---------- Exercise input ----------

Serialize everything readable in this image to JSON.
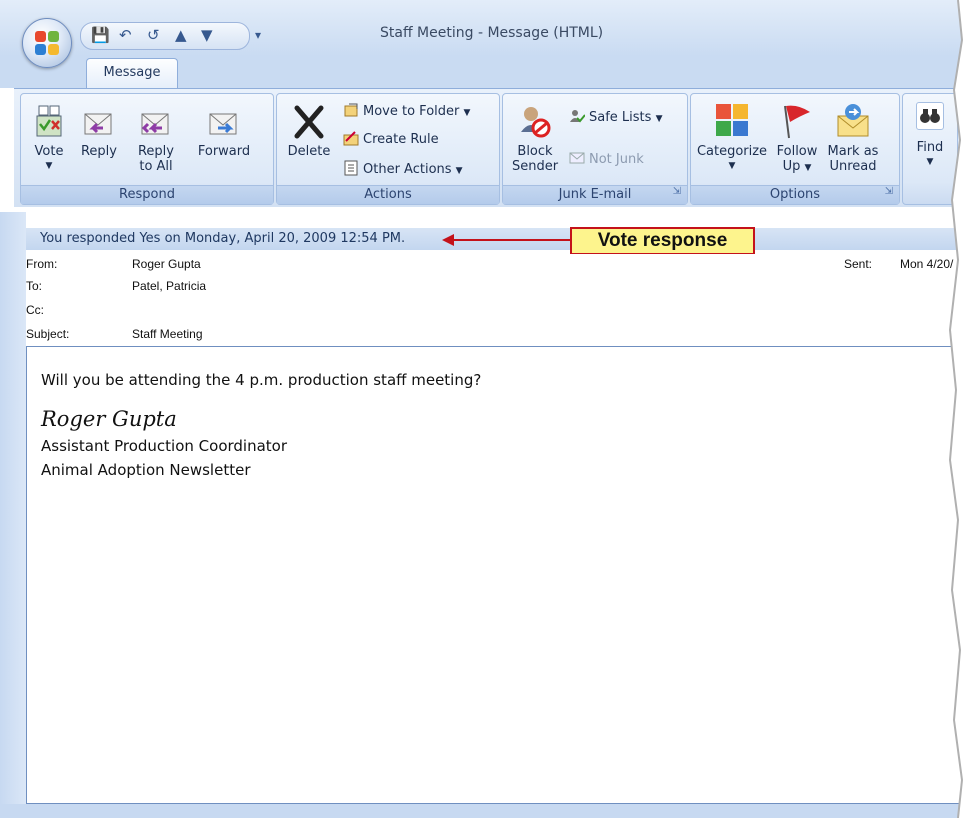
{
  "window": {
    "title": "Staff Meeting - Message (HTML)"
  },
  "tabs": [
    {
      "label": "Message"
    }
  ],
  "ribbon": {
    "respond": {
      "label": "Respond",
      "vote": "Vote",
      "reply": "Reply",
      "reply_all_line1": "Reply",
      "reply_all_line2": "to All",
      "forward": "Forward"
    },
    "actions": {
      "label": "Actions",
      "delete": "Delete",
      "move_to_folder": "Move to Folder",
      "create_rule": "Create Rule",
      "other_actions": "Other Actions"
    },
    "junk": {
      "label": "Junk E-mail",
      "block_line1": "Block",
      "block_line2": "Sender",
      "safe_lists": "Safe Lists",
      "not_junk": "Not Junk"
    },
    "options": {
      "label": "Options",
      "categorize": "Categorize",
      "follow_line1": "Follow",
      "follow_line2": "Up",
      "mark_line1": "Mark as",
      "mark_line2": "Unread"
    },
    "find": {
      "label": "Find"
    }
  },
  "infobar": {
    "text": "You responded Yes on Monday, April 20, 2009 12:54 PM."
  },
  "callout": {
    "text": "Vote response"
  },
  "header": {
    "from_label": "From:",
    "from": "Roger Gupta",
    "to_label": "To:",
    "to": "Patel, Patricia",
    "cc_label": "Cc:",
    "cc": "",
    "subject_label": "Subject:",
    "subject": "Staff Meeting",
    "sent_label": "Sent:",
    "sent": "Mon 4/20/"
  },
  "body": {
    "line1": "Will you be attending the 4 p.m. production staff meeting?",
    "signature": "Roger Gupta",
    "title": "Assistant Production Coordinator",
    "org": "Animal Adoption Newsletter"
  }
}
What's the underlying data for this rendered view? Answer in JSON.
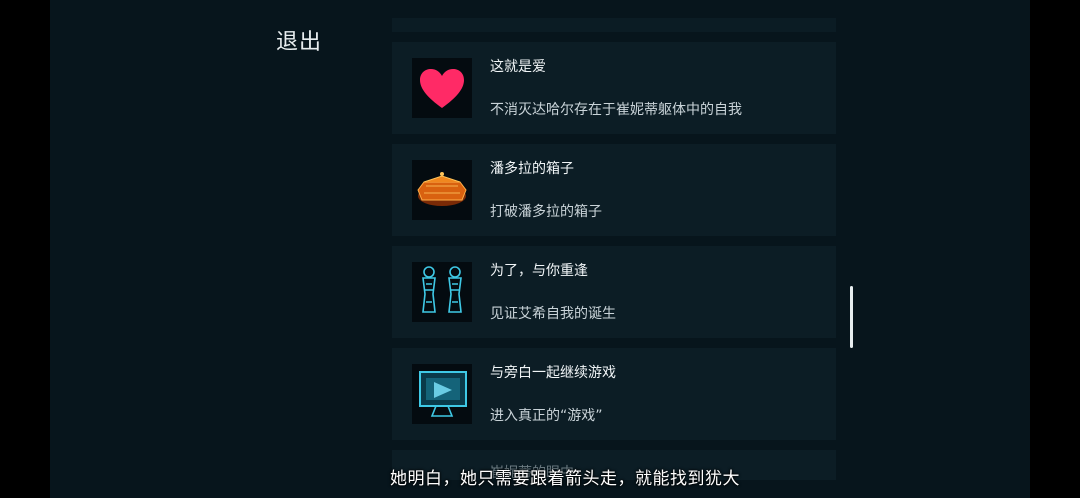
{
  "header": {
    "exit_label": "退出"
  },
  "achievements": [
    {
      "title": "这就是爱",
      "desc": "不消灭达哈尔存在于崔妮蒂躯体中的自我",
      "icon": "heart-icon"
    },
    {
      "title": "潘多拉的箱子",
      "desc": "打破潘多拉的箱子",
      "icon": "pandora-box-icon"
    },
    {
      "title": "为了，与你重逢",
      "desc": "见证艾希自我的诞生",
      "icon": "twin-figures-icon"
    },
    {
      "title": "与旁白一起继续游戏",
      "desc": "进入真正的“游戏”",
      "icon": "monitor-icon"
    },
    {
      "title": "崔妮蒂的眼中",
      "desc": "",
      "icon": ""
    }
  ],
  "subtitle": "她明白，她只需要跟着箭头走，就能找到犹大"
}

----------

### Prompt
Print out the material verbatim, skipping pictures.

### Result below
Serialize everything readable in this image to JSON.
{
  "window": {
    "title": "Staff Meeting - Message (HTML)"
  },
  "tabs": [
    {
      "label": "Message"
    }
  ],
  "ribbon": {
    "respond": {
      "label": "Respond",
      "vote": "Vote",
      "reply": "Reply",
      "reply_all_line1": "Reply",
      "reply_all_line2": "to All",
      "forward": "Forward"
    },
    "actions": {
      "label": "Actions",
      "delete": "Delete",
      "move_to_folder": "Move to Folder",
      "create_rule": "Create Rule",
      "other_actions": "Other Actions"
    },
    "junk": {
      "label": "Junk E-mail",
      "block_line1": "Block",
      "block_line2": "Sender",
      "safe_lists": "Safe Lists",
      "not_junk": "Not Junk"
    },
    "options": {
      "label": "Options",
      "categorize": "Categorize",
      "follow_line1": "Follow",
      "follow_line2": "Up",
      "mark_line1": "Mark as",
      "mark_line2": "Unread"
    },
    "find": {
      "label": "Find"
    }
  },
  "infobar": {
    "text": "You responded Yes on Monday, April 20, 2009 12:54 PM."
  },
  "callout": {
    "text": "Vote response"
  },
  "header": {
    "from_label": "From:",
    "from": "Roger Gupta",
    "to_label": "To:",
    "to": "Patel, Patricia",
    "cc_label": "Cc:",
    "cc": "",
    "subject_label": "Subject:",
    "subject": "Staff Meeting",
    "sent_label": "Sent:",
    "sent": "Mon 4/20/"
  },
  "body": {
    "line1": "Will you be attending the 4 p.m. production staff meeting?",
    "signature": "Roger Gupta",
    "title": "Assistant Production Coordinator",
    "org": "Animal Adoption Newsletter"
  }
}
What's the underlying data for this rendered view? Answer in JSON.
{
  "header": {
    "exit_label": "退出"
  },
  "achievements": [
    {
      "title": "这就是爱",
      "desc": "不消灭达哈尔存在于崔妮蒂躯体中的自我",
      "icon": "heart-icon"
    },
    {
      "title": "潘多拉的箱子",
      "desc": "打破潘多拉的箱子",
      "icon": "pandora-box-icon"
    },
    {
      "title": "为了，与你重逢",
      "desc": "见证艾希自我的诞生",
      "icon": "twin-figures-icon"
    },
    {
      "title": "与旁白一起继续游戏",
      "desc": "进入真正的“游戏”",
      "icon": "monitor-icon"
    },
    {
      "title": "崔妮蒂的眼中",
      "desc": "",
      "icon": ""
    }
  ],
  "subtitle": "她明白，她只需要跟着箭头走，就能找到犹大"
}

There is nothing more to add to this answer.